One Wisconsin farm has improved inventory record accuracy by adding a truck scale, scale indicator and feed management software
For a long time, Four Cubs Farm had a problem – it was never sure about its inventory. “We never knew for certain how much feed we had stored in our bunker silos—we guessed the amount delivered by the truckload,” said Ben Peterson, operations manager at Four Cubs Farm. “We would get close to running out of feed at times, so we had to change rations more than we’d like to, just to make sure we had enough feed to last until the next crop came in.”
Four Cubs Farm is based in Grantsburg, Wis. It has 700 cows and requires up to four truckloads of feed each week. During harvest season, silage and grain harvested by the farm is stored in onsite bunker silos before being supplied to the herd.
The management of Four Cubs realized that keeping an accurate accounting of feed on hand was a challenge they had no choice but to overcome. To do so, they decided to use technology.
The weighing process
To keep accurate records of feed inventory, Four Cubs Farm turned to Weigh-Rite Scale Company for a solution. Steve Pitschneider, sales engineer at Weigh-Rite Scale, suggested the Avery Weigh-Tronix BridgeMont Concrete Deck 70' x 10' truck scale with an all-steel deck. The scale was paired with an Avery Weigh-Tronix E1310 scale indicator and the Truck Supervisor truck scale interface from KS Dairy Consulting.
The E1310 truck scale indicator is programmable, and drivers can enter their company name, truck number and type of feed. This data is stored, along with the gross weight of each truck, in the indicator’s memory.
“After the truck is unloaded, it returns to the scale to be weighed again to obtain tare weight,” Pitschneider continued. “The Truck Supervisor interface then sends the net weight, as well as all collected feed and truck data, to the Four Cubs Farm computer system via wireless transmission.” This scale is also legal-for-trade which is essential for any operation involved in buying and selling of commodities.
For the farm’s own vehicles, the weighing process is further simplified with a one-pass weighing system designed by Weigh-Rite Scale.

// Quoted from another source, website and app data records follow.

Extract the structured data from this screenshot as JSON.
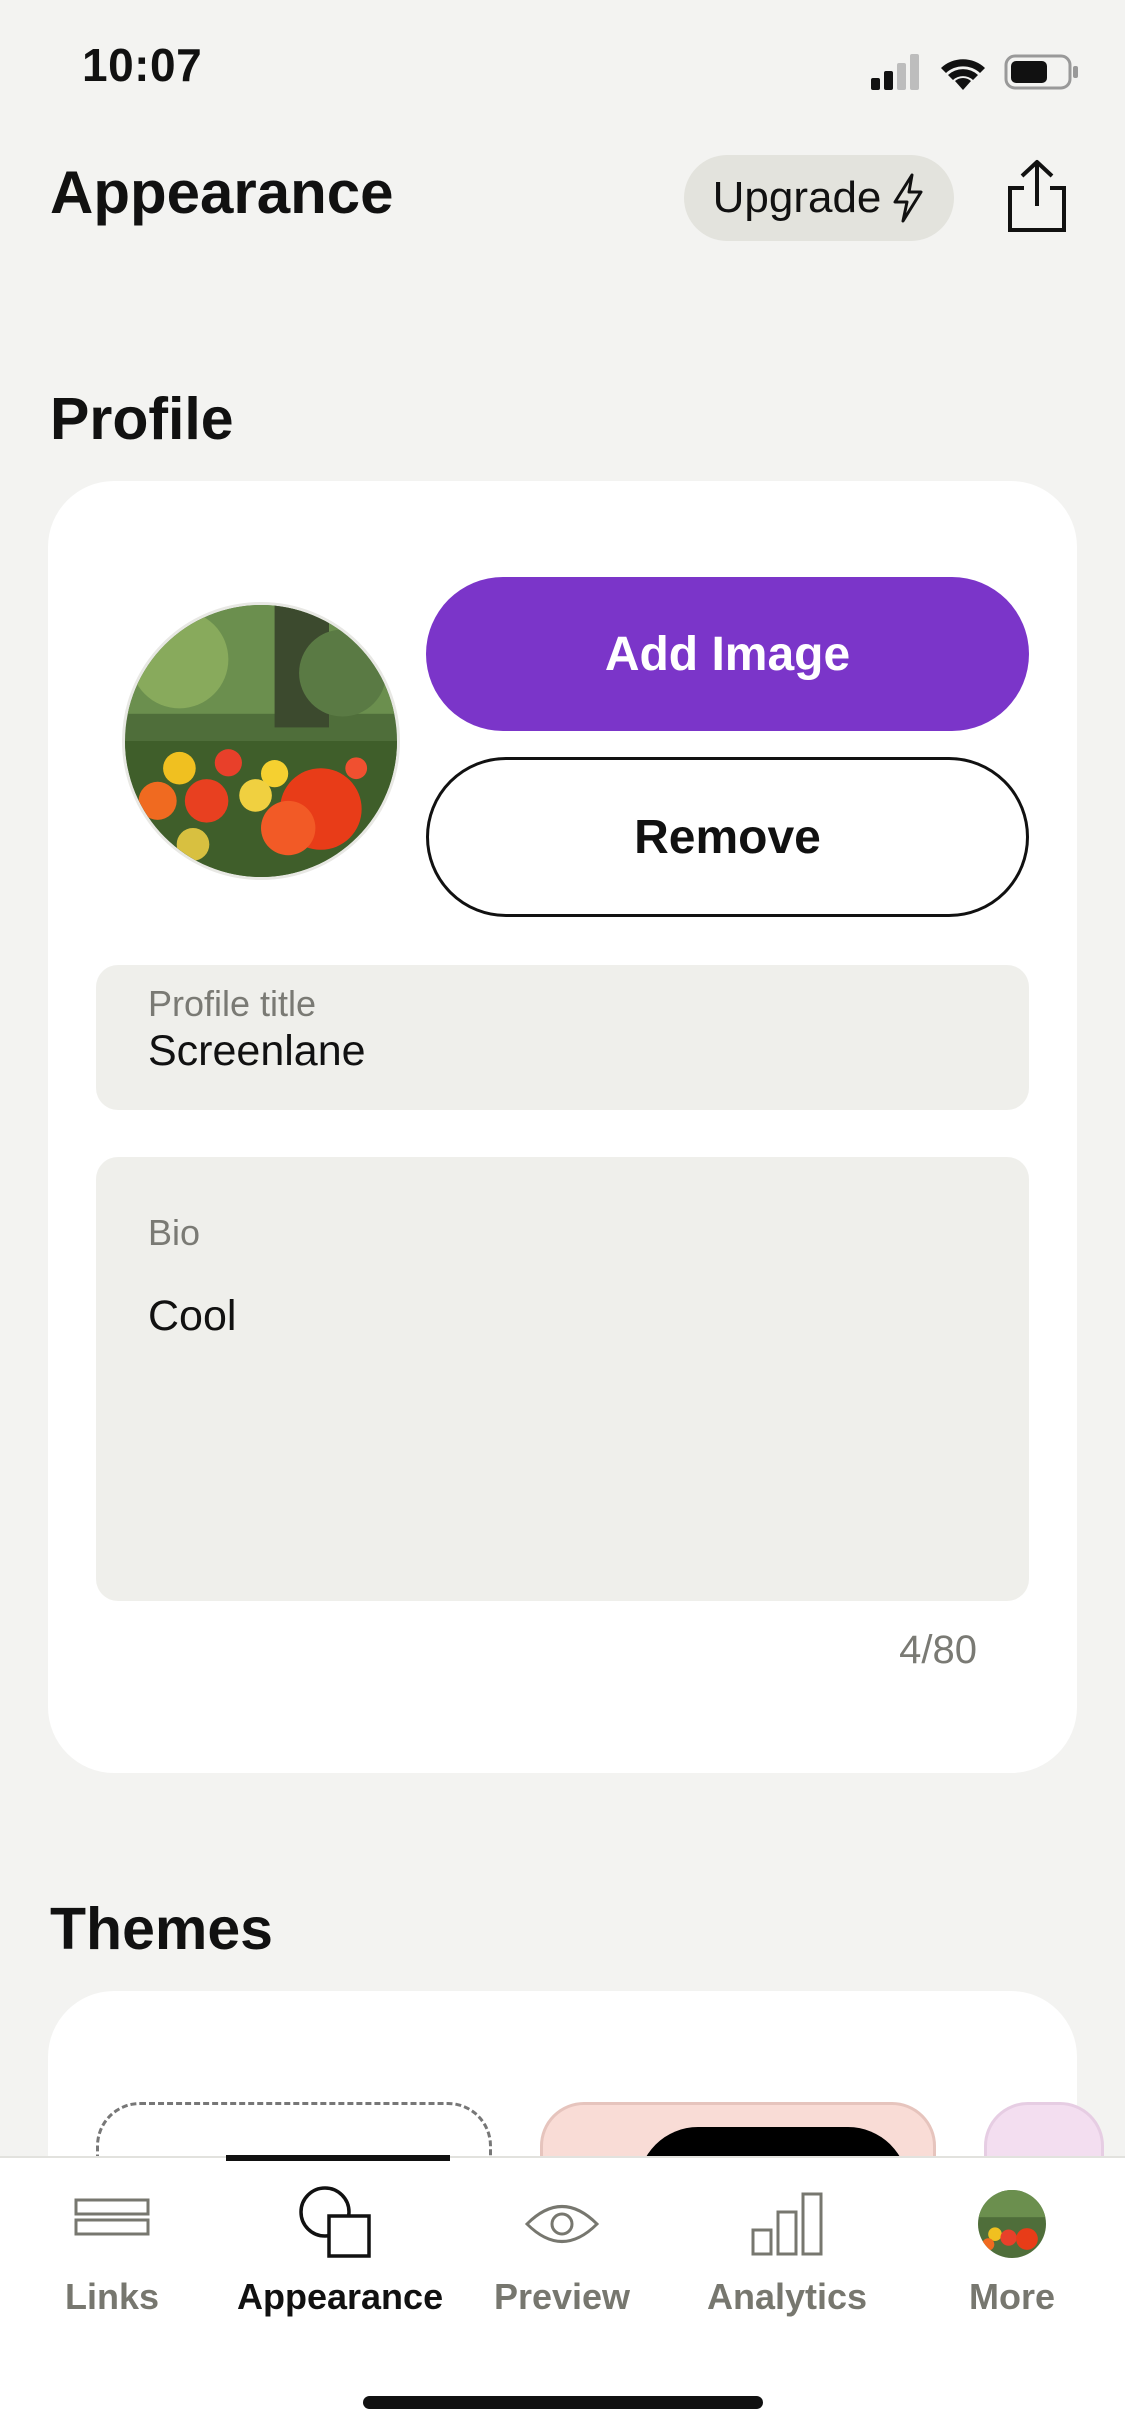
{
  "status_bar": {
    "time": "10:07"
  },
  "header": {
    "title": "Appearance",
    "upgrade_label": "Upgrade",
    "share_icon": "share-icon"
  },
  "profile": {
    "heading": "Profile",
    "add_image_label": "Add Image",
    "remove_label": "Remove",
    "title_field": {
      "label": "Profile title",
      "value": "Screenlane"
    },
    "bio_field": {
      "label": "Bio",
      "value": "Cool",
      "counter": "4/80"
    }
  },
  "themes": {
    "heading": "Themes"
  },
  "tabs": [
    {
      "label": "Links",
      "icon": "links-icon"
    },
    {
      "label": "Appearance",
      "icon": "appearance-icon",
      "active": true
    },
    {
      "label": "Preview",
      "icon": "eye-icon"
    },
    {
      "label": "Analytics",
      "icon": "bar-chart-icon"
    },
    {
      "label": "More",
      "icon": "avatar"
    }
  ],
  "colors": {
    "accent": "#7b35c9",
    "background": "#f3f3f1",
    "field": "#efefeb"
  }
}
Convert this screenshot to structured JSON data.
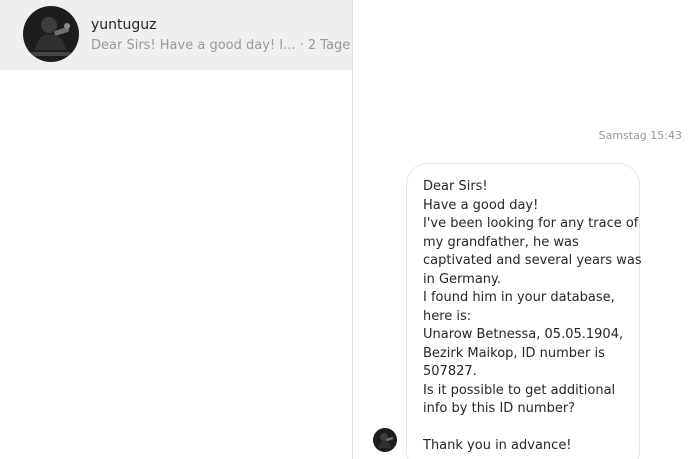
{
  "sidebar": {
    "thread": {
      "username": "yuntuguz",
      "preview": "Dear Sirs! Have a good day! I...",
      "age": "2 Tage"
    }
  },
  "chat": {
    "timestamp": "Samstag 15:43",
    "message_lines": [
      "Dear Sirs!",
      "Have a good day!",
      "I've been looking for any trace of",
      "my grandfather, he was",
      "captivated and several years was",
      "in Germany.",
      "I found him in your database,",
      "here is:",
      "Unarow Betnessa, 05.05.1904,",
      "Bezirk Maikop, ID number is",
      "507827.",
      "Is it possible to get additional",
      "info by this ID number?",
      "",
      "Thank you in advance!"
    ]
  },
  "colors": {
    "selected_thread_bg": "#efefef",
    "text_primary": "#262626",
    "text_secondary": "#999999",
    "bubble_border": "#e6e6e6",
    "divider": "#dbdbdb"
  },
  "icons": {
    "thread_avatar": "profile-photo-icon",
    "message_avatar": "profile-photo-icon"
  }
}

This allows users to preconfigure the scale indicator to store the weight of each empty truck and other crop data—such as field number and moisture content. This data is applied to provide instant net weight during subsequent deliveries.
Once each load is logged in the Feed Supervisor’s database, the software program determines the amount of each ingredient which should be used to make a batch of feed optimized for nutritional needs. These amounts are displayed by ingredient type on an Avery Weigh-Tronix 2040 scale indicator to ensure correct composition of rations. In the mixing process, feed is taken from bulk stockpiles via a front-end loader to the mixer, which is positioned above weight sensors. The indicator then displays the weight of each type of feed added to the mixer. The software also stores information on all feed mixing transactions until the end of the day, at which time the data is downloaded to a master computer database. The amount of feed used is then deducted from their inventory. This data exchange allows Four Cubs management to easily monitor how much mixed feed is in inventory, ensuring that the required amount of feed is available at all times and eliminating frequent ration adjustments.
After several years in use, the truck scale—paired with the indicator and software interface—has significantly improved the accuracy of inventory records for Four Cubs Farms. Their feeding routine now remains consistent.